_Your goal:_
Only the number is wanted: how many lines of the listing below contain "opstellen"?

[Opening Task inputs section]

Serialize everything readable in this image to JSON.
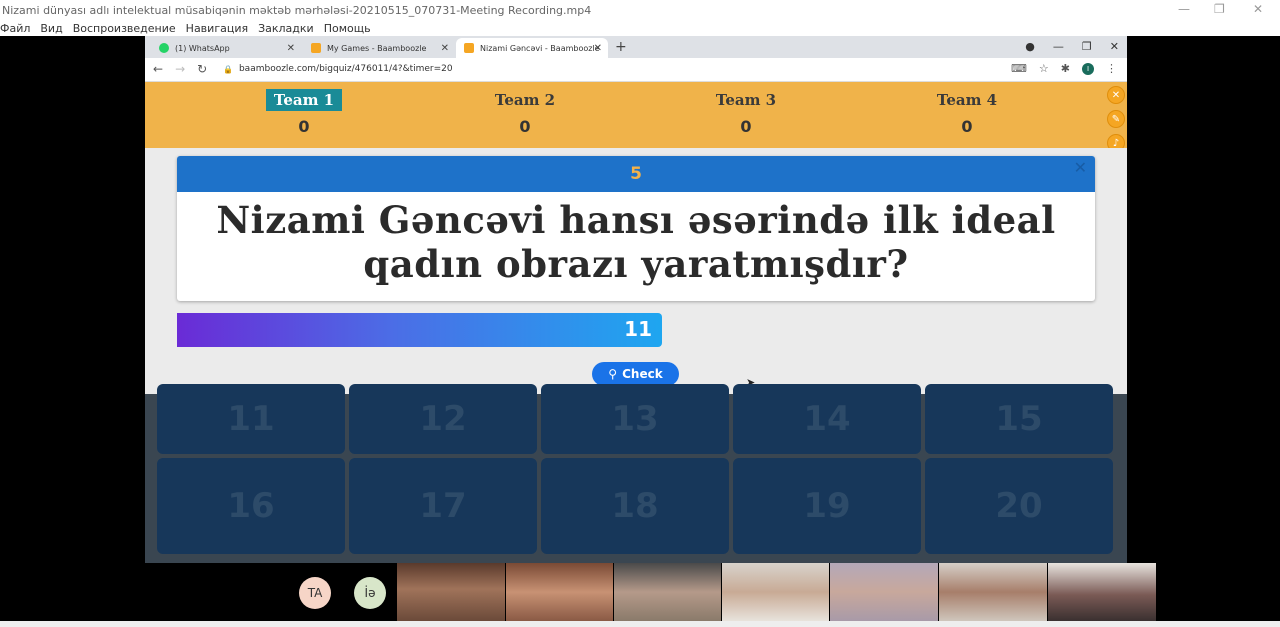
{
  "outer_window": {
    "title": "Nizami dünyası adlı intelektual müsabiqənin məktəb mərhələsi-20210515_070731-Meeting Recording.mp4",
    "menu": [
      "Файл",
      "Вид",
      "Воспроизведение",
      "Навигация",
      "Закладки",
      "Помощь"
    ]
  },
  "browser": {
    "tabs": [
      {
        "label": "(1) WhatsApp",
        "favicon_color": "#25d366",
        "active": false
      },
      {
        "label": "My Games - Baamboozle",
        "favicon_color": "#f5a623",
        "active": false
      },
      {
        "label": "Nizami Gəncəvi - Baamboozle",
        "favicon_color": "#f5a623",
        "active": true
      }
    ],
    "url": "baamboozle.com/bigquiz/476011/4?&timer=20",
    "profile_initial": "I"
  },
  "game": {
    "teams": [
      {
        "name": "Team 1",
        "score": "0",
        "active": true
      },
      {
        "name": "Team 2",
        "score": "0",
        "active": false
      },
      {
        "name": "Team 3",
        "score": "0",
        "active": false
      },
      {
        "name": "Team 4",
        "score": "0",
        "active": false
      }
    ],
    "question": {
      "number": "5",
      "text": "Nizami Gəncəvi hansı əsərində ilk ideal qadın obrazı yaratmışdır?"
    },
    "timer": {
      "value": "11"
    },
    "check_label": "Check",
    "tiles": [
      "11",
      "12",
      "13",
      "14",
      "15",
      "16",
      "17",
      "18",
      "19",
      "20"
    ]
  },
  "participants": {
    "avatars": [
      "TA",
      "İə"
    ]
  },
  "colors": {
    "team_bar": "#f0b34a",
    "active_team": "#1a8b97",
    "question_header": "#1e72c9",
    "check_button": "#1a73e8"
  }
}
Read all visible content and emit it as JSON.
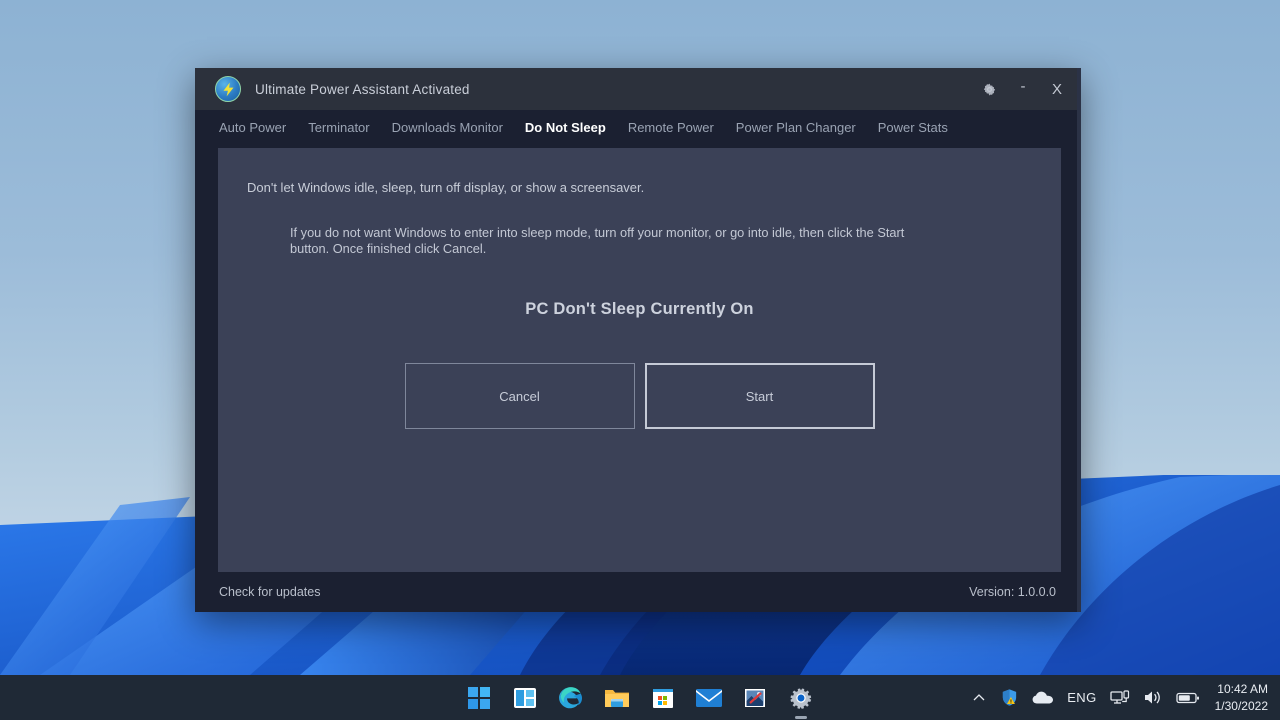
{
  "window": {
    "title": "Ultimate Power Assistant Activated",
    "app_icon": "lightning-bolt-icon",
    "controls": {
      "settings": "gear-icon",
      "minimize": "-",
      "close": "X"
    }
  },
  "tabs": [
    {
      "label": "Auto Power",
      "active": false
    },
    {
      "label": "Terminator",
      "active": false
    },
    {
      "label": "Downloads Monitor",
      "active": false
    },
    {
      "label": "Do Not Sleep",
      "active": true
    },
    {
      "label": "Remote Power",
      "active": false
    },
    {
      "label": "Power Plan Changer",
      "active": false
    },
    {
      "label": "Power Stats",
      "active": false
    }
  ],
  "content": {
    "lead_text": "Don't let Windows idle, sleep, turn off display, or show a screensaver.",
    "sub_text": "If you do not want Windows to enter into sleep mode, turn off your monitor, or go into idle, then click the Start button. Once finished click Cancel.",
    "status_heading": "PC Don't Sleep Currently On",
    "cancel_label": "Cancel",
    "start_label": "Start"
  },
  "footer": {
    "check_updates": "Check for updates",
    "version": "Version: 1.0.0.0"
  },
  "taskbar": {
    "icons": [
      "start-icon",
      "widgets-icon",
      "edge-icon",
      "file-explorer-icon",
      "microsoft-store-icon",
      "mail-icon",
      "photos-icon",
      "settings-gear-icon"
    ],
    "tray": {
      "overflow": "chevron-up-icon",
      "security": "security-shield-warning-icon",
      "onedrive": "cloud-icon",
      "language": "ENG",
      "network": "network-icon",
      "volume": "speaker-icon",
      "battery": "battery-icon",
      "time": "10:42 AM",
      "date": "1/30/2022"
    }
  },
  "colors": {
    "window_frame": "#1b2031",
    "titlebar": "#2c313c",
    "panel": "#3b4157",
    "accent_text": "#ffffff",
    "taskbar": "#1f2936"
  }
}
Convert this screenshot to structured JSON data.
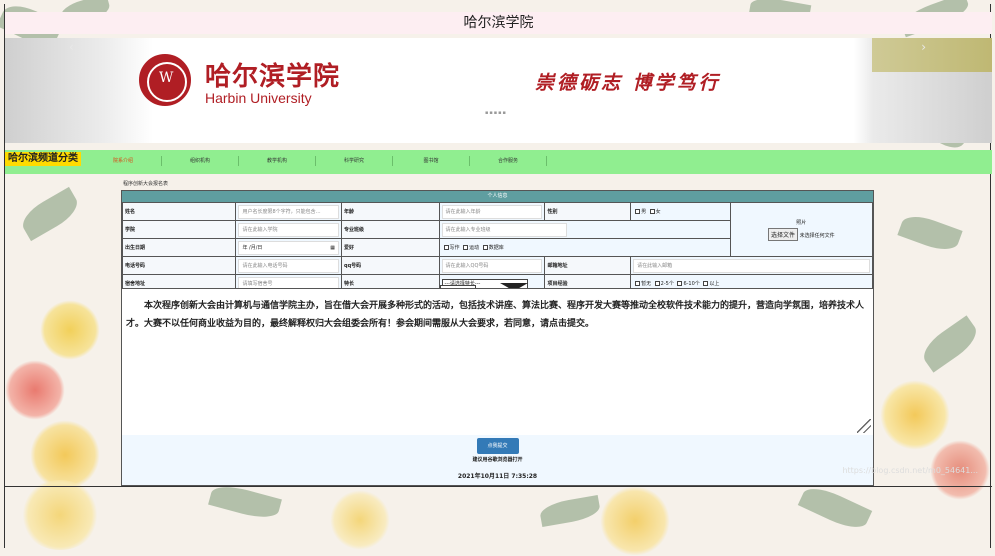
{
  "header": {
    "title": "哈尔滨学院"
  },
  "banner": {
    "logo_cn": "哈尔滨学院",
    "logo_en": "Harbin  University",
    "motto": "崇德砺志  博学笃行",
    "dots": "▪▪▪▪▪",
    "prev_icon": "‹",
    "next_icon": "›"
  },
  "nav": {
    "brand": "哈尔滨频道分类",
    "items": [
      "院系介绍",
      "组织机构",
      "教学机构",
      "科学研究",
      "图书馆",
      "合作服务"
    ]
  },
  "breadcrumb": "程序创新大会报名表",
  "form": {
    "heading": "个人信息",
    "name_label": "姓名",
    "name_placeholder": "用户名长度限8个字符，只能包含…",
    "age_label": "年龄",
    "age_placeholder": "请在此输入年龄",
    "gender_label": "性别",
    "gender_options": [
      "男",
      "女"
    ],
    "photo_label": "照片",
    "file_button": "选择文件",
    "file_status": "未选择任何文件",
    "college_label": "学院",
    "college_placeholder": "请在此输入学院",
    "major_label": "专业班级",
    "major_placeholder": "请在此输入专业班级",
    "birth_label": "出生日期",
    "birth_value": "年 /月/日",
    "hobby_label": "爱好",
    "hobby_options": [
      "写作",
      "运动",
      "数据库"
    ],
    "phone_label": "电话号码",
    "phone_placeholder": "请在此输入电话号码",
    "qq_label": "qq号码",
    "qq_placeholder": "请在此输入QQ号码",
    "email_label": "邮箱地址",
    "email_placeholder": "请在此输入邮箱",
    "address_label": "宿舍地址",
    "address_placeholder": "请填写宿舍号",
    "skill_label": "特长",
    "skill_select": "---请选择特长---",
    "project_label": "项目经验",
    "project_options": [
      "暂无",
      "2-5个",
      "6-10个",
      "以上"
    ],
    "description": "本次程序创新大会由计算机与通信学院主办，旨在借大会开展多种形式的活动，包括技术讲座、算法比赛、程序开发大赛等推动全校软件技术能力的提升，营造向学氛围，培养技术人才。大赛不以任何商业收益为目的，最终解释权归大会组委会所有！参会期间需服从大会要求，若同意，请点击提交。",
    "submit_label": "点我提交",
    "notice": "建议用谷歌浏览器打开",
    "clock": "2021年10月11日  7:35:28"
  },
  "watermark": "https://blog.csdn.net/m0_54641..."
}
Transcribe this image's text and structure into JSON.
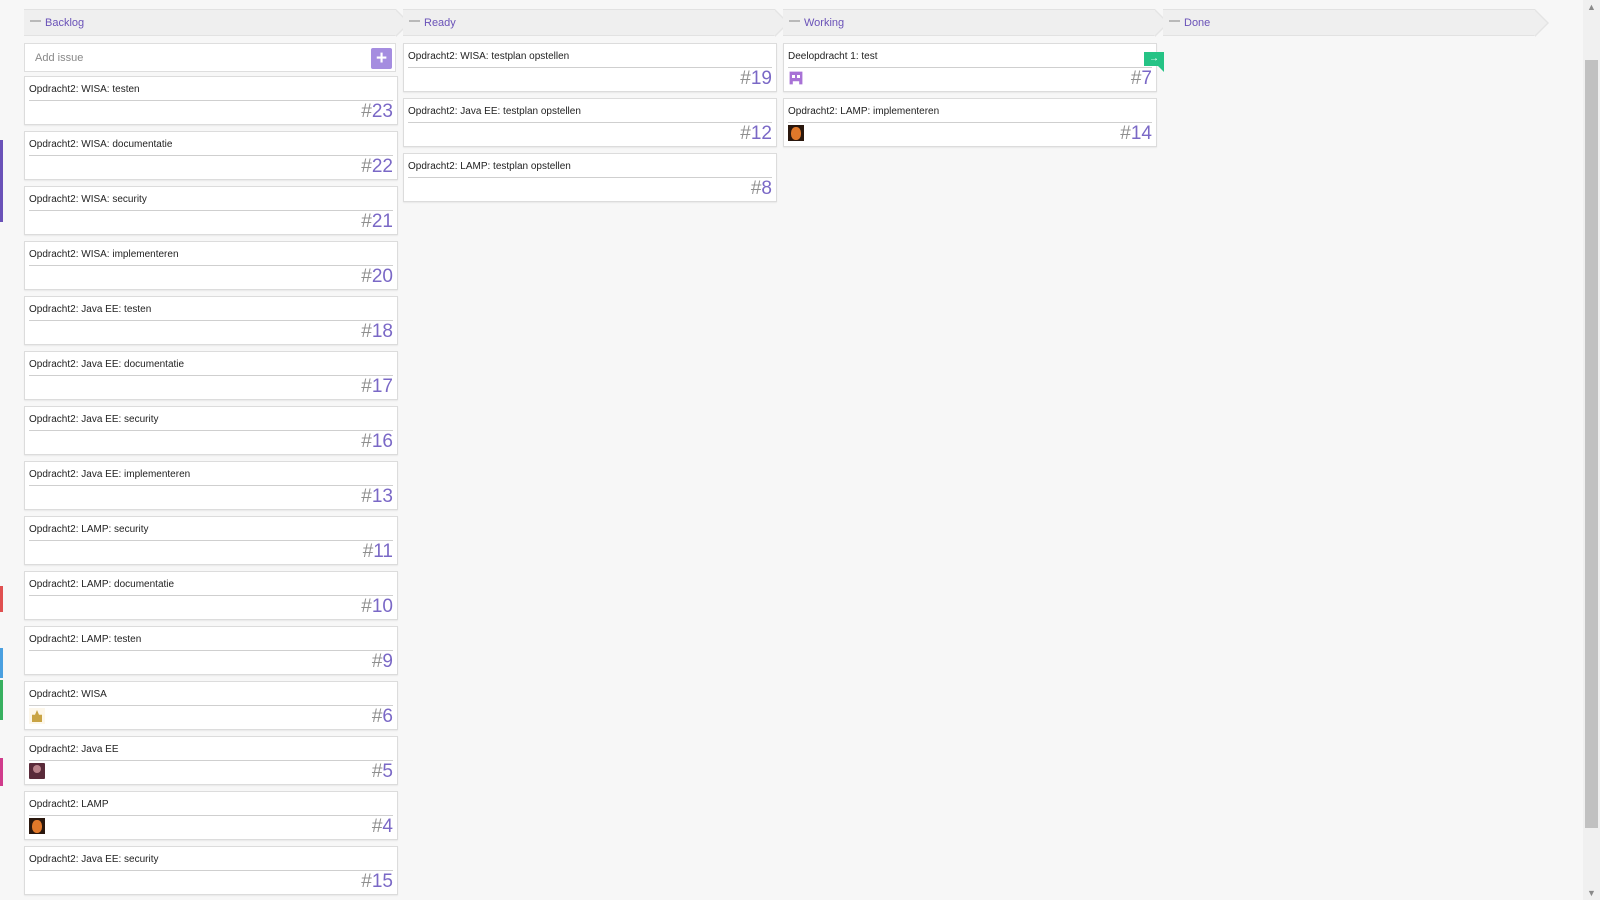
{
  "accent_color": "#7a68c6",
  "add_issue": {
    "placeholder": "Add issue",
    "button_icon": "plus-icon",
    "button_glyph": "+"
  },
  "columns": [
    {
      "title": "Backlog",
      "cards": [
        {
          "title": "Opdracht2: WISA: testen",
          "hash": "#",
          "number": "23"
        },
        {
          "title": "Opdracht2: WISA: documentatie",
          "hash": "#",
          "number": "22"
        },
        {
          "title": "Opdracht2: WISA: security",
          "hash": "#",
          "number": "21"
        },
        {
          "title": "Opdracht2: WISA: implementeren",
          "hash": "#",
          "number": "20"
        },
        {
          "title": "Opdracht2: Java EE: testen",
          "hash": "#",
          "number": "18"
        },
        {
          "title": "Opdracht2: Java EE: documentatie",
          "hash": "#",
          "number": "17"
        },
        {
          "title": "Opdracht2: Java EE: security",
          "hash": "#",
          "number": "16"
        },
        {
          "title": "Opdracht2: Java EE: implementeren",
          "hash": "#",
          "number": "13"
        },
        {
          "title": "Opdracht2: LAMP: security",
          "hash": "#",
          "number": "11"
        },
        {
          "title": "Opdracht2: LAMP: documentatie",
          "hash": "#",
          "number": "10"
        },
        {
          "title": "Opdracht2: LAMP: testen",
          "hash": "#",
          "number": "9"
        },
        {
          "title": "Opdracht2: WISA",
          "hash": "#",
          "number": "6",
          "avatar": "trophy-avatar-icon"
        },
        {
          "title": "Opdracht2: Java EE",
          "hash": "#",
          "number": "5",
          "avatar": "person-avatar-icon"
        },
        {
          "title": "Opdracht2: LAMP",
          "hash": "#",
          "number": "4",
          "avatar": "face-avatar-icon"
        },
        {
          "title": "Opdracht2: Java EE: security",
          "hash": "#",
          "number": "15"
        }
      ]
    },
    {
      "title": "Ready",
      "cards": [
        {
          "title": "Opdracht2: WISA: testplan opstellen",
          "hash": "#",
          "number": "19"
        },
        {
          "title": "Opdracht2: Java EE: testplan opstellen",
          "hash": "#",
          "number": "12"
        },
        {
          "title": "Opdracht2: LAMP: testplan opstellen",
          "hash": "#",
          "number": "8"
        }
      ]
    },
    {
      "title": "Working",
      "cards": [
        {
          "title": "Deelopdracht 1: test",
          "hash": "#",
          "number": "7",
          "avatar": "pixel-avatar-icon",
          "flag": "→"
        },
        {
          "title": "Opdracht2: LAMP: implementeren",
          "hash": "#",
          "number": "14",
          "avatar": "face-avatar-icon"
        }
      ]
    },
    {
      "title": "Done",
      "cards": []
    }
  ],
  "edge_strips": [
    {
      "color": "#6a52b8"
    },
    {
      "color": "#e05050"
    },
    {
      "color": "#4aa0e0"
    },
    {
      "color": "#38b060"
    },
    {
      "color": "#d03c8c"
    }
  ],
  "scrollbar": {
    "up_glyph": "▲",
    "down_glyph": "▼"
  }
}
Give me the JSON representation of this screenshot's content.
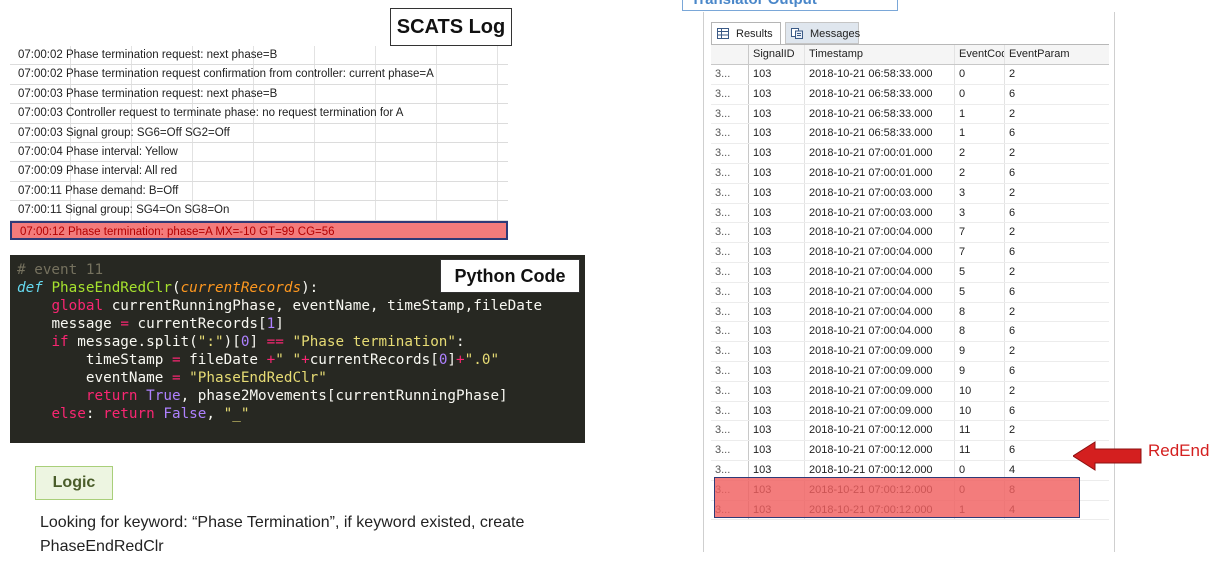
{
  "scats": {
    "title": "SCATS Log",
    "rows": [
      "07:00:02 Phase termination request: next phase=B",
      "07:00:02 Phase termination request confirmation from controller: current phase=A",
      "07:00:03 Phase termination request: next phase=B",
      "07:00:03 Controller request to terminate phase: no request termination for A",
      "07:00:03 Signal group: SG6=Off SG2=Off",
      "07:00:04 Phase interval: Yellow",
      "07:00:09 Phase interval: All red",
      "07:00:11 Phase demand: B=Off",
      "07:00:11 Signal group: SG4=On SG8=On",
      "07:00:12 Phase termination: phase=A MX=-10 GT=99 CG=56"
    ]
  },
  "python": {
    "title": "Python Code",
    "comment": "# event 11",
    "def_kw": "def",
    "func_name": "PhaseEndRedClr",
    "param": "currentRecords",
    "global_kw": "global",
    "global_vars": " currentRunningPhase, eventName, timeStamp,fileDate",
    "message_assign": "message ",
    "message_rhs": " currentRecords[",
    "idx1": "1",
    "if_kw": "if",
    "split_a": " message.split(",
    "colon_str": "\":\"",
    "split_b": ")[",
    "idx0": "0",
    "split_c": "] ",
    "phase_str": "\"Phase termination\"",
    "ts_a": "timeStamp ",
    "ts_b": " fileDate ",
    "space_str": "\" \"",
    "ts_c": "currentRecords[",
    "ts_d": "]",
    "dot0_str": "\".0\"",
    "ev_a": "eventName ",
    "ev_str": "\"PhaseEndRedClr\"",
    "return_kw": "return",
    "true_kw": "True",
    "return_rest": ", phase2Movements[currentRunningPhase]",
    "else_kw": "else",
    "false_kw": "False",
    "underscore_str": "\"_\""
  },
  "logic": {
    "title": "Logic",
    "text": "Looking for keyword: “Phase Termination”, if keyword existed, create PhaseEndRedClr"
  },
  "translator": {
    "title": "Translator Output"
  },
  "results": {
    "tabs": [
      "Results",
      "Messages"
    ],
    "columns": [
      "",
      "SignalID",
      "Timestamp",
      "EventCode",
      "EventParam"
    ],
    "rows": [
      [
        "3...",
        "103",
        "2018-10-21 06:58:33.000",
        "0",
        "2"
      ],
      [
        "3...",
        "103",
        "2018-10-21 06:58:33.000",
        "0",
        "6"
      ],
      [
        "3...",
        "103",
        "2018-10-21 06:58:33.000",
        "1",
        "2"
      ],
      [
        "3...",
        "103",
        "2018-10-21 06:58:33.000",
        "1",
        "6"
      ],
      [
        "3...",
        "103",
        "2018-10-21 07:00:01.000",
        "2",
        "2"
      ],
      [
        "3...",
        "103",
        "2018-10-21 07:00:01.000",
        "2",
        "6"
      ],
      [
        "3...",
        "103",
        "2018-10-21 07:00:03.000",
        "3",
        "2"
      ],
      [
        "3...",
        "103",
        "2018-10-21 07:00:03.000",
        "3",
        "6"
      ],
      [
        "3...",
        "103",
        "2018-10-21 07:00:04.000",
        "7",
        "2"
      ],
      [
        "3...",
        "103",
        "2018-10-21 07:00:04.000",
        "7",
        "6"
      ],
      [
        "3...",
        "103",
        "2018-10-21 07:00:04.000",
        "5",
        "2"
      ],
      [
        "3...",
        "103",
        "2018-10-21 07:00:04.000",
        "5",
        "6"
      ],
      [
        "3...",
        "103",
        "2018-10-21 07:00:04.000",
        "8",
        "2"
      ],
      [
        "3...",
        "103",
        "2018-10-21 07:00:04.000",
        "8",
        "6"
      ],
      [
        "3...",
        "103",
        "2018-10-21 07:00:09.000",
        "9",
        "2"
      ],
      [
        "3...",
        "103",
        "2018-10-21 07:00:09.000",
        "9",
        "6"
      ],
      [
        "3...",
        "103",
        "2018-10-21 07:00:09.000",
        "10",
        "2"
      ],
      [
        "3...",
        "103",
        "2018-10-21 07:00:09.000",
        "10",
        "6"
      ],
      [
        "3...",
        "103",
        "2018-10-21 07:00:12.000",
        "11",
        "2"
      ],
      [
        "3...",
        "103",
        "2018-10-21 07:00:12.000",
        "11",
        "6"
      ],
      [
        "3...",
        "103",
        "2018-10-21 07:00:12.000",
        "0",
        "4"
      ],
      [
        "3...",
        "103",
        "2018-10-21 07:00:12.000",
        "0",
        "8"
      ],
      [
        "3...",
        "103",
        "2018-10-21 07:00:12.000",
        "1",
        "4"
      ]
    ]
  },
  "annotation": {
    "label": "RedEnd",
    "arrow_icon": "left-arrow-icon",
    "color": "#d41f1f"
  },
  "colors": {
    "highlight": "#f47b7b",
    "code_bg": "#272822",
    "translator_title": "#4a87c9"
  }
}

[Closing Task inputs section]

_Response below:_
3